• _EXERCISE GOAL_
Return a copy of every line in the records that includes the word "date".

Dataset records
--

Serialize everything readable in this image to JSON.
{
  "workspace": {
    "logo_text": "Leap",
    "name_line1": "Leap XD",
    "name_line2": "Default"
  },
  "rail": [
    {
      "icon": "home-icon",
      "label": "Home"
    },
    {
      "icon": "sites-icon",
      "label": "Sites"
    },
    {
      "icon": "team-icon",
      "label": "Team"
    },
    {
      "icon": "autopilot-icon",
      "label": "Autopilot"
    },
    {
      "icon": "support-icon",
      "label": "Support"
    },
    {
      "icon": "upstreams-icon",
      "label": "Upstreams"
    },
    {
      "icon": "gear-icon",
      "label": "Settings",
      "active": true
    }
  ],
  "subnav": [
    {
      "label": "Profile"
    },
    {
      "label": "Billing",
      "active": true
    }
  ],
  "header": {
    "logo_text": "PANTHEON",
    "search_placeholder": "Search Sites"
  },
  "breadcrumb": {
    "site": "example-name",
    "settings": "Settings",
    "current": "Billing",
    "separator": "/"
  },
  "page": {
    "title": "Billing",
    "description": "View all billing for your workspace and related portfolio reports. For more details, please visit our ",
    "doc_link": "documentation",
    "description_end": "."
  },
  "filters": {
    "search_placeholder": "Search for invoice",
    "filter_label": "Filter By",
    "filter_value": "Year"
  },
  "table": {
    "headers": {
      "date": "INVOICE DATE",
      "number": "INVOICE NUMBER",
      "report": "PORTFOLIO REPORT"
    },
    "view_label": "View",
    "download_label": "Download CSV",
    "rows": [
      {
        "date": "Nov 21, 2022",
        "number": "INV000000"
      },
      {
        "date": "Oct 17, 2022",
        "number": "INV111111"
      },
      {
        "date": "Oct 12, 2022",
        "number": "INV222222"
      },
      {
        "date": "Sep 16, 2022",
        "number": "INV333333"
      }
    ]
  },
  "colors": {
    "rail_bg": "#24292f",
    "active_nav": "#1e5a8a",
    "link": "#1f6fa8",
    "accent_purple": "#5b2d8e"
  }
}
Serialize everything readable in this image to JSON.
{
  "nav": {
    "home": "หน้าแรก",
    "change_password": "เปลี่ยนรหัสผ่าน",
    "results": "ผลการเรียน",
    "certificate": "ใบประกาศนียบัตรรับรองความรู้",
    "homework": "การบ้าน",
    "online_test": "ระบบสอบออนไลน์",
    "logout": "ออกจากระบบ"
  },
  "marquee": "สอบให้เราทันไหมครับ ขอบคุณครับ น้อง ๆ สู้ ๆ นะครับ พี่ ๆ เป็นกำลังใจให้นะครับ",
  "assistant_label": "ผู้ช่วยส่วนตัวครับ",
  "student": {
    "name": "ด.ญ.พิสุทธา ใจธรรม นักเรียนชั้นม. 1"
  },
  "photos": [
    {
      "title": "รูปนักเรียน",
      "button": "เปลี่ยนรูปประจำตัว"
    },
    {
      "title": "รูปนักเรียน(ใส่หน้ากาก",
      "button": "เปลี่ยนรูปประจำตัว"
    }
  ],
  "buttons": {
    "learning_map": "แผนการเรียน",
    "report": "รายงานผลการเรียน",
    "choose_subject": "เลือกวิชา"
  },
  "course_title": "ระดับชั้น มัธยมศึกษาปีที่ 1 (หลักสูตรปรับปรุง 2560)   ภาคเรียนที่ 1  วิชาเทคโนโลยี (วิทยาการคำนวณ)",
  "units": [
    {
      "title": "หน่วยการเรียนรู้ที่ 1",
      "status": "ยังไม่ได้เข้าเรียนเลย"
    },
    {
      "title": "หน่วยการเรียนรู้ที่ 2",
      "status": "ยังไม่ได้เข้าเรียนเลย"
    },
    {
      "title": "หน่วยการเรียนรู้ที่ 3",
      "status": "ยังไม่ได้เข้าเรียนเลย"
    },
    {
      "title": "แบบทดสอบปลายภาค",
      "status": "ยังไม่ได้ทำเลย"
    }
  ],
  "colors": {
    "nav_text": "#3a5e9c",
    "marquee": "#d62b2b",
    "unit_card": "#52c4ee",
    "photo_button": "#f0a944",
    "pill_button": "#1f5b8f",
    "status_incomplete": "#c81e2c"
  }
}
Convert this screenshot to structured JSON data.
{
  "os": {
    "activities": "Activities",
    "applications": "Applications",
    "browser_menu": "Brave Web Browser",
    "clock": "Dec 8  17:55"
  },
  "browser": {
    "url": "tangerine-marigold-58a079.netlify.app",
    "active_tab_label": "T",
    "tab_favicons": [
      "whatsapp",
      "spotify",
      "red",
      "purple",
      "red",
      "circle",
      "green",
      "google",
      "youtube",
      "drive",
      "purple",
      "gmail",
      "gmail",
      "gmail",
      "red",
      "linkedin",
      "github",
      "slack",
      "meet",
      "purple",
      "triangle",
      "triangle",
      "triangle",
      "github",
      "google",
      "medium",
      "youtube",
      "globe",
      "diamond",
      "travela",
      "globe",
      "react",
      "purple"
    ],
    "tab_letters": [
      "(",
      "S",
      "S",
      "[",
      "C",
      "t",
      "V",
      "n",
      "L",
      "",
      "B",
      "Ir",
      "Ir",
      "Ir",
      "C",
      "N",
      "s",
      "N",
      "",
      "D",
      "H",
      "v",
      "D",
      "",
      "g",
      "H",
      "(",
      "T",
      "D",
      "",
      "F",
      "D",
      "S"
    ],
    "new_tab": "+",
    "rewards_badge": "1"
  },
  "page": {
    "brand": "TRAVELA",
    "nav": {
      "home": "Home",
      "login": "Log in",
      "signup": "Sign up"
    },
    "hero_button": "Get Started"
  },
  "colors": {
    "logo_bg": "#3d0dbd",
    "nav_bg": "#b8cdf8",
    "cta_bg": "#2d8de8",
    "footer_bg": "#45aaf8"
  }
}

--

• _RESPONSE BELOW_
      "date": "INVOICE DATE",
        "date": "Nov 21, 2022",
        "date": "Oct 17, 2022",
        "date": "Oct 12, 2022",
        "date": "Sep 16, 2022",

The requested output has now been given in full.